NUS scientists develop novel technique to grow meat in the lab using magnetic field

The new process for producing cell-based beef is cleaner, safer, and more economical.

By zapping animal cells with a magnet, researchers from the National University of Singapore (NUS) have discovered a revolutionary method of producing cell-based meat. By using less animal components, this innovative method streamlines the creation of cell-based meat and makes it safer, cleaner, and more affordable.

The benefits of cultured meat over traditional animal agriculture include a less carbon footprint and a lower chance of animal disease transmission. To encourage the growth of the meat, however, the current method of making cultured meat uses other animal products, which substantially negates the aim.
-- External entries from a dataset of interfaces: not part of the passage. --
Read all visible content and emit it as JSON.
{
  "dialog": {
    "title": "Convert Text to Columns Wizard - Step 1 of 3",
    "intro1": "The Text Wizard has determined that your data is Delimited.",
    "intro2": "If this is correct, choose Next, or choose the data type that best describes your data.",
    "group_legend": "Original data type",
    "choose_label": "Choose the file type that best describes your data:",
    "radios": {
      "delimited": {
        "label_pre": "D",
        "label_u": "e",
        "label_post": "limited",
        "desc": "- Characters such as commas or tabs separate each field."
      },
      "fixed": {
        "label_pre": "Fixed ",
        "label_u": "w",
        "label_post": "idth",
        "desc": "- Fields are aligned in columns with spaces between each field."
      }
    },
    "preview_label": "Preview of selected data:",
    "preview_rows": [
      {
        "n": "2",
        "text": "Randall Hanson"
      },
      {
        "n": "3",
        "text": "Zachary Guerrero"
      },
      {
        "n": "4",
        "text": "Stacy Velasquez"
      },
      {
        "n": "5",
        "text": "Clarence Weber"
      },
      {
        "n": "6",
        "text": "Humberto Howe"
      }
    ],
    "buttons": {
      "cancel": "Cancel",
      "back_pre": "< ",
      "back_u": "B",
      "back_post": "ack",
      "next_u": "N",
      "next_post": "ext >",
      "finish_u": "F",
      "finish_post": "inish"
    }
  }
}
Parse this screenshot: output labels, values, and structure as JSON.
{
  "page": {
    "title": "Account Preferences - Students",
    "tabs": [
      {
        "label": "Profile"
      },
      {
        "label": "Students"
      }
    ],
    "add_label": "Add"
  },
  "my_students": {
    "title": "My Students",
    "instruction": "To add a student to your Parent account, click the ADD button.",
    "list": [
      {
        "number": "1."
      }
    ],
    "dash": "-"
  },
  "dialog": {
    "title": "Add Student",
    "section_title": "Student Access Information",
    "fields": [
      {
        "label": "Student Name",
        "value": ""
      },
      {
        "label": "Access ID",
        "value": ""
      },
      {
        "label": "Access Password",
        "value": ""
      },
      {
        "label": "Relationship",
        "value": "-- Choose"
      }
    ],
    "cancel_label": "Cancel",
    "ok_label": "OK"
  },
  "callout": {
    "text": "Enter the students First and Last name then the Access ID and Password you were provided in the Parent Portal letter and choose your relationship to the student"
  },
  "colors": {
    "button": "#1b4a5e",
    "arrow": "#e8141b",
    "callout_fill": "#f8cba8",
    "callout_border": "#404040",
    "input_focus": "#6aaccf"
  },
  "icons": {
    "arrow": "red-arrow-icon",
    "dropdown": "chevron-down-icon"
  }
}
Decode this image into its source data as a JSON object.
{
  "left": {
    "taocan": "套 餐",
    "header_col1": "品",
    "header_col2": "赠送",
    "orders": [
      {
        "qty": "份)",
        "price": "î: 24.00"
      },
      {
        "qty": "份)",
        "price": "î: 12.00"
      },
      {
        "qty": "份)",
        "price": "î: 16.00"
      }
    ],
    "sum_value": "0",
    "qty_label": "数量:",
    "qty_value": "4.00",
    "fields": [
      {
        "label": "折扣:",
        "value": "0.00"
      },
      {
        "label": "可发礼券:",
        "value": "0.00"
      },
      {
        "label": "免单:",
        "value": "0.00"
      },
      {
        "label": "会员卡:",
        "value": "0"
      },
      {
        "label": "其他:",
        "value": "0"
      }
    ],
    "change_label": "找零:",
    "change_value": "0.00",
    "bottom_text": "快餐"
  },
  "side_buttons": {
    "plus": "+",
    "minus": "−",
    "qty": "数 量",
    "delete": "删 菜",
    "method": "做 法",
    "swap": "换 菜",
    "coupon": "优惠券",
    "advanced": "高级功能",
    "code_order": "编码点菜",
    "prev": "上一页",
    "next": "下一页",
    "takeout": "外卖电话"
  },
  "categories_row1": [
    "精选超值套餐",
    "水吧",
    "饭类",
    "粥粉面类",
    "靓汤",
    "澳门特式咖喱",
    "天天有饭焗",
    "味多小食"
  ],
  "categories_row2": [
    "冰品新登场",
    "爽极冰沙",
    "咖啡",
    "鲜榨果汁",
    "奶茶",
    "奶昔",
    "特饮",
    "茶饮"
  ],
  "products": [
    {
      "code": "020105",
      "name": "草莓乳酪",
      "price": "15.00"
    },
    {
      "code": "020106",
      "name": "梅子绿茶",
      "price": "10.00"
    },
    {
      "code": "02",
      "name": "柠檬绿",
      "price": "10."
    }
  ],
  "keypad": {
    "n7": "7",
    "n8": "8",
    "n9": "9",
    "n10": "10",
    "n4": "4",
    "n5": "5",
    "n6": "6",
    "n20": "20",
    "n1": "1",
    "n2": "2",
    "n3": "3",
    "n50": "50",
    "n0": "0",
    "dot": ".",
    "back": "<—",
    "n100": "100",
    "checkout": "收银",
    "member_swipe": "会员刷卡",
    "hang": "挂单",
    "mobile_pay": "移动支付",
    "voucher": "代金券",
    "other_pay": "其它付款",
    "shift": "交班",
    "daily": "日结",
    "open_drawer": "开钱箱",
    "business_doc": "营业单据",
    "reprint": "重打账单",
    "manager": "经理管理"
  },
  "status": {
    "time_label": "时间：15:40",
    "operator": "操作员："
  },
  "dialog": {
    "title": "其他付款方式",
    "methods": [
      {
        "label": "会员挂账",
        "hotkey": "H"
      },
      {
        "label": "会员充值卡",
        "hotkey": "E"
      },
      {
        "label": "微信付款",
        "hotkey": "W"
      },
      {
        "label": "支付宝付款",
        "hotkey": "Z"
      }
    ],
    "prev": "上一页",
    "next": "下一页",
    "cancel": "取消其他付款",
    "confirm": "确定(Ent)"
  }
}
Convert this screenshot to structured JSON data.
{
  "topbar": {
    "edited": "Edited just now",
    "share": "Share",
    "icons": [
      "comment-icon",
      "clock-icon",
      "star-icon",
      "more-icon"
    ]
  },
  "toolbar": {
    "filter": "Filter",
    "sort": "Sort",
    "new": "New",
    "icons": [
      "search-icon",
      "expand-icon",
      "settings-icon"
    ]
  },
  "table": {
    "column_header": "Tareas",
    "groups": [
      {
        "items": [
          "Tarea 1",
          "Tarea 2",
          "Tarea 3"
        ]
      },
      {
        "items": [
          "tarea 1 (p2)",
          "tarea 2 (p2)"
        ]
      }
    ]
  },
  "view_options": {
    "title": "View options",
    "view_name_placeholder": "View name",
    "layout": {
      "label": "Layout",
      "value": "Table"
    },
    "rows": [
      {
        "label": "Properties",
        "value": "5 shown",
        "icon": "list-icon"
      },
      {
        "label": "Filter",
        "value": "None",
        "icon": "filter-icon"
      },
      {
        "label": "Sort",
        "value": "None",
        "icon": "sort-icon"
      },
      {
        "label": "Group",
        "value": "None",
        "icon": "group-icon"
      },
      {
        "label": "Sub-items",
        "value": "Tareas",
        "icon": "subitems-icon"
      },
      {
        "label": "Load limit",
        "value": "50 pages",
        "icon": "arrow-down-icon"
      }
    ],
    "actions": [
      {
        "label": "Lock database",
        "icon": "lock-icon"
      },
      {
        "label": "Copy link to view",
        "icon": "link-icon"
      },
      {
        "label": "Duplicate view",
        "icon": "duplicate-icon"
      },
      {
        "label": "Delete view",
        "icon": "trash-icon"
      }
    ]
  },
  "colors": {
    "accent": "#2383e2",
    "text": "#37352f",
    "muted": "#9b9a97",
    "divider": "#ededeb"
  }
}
Animal cells are fed animal serum - often foetal bovine serum (FBS), a combination obtained from the blood of foetuses removed from pregnant cows slaughtered in the dairy or meat industries - to aid in their growth and proliferation in order to produce cell-based meat. This is a crucial phase in the current cell-based meat production process, but it is also painful and expensive. Ironically, a lot of these chemicals originate from the animal's muscles, but researchers were unsure of how to encourage their release in large-scale bioreactors. Utilizing medications or genetic engineering are further strategies for accelerating cell proliferation.

Cell-based meat's complicated manufacturing method drives up costs, restricts manufacturing scale, and jeopardizes its potential to be sold commercially.

In order to overcome this difficulty, a multidisciplinary research team under the direction of Associate Professor Alfredo Franco-Obregón, from the NUS Institute for Health Innovation & Technology and the NUS Yong Loo Lin School of Medicine, developed a novel approach to stimulate the growth of cell-based meat by means of magnetic pulses.

Magnet-assisted cell-based meat production

Myogenic stem cells, which are present in bone marrow and skeletal muscle tissue, are cultured using the NUS method, which was established by the researchers.

Assoc Prof Franco-Obregón said, "The cells release a variety of chemicals that have regenerative, metabolic, anti-inflammatory, and immunity-boosting capabilities in response to a brief 10-minute exposure to the magnetic fields. These compounds are part of the muscle "secretome" (for secreted factors), which is essential for cell proliferation, survival, and tissue development. We are quite hopeful that magnetically induced secretome release will eventually take the role of FBS in the cultured meat industry.

"The growth-inducing secretomes may be extracted in the lab conveniently, safely, and affordably," he continued. In this manner, the myogenic stem cells will serve as an environmentally friendly and sustainable bioreactor to create the nutrient-rich secretomes needed to mass-produce cell-based meat for human consumption. When the muscle is not attached to its owner, it only requires a small amount of stimulus to produce the nutrients it needs to grow and expand. Our magnetic fields are able to provide this.

Regenerative medicine applications

Additionally, regenerative medicine can benefit from the collected secretomes. The NUS team treated sick cells with the released proteins and discovered that they helped to hasten their healing and proliferation. Therefore, this technique may aid in the healing of damaged cells and hasten the rehabilitation of a patient.

The scholarly journal Biomaterials published the study team's findings in its August 2022 issue. The NUS team is currently in active conversations with possible industrial partners to commercialize this new technology, which has also been the subject of a patent application.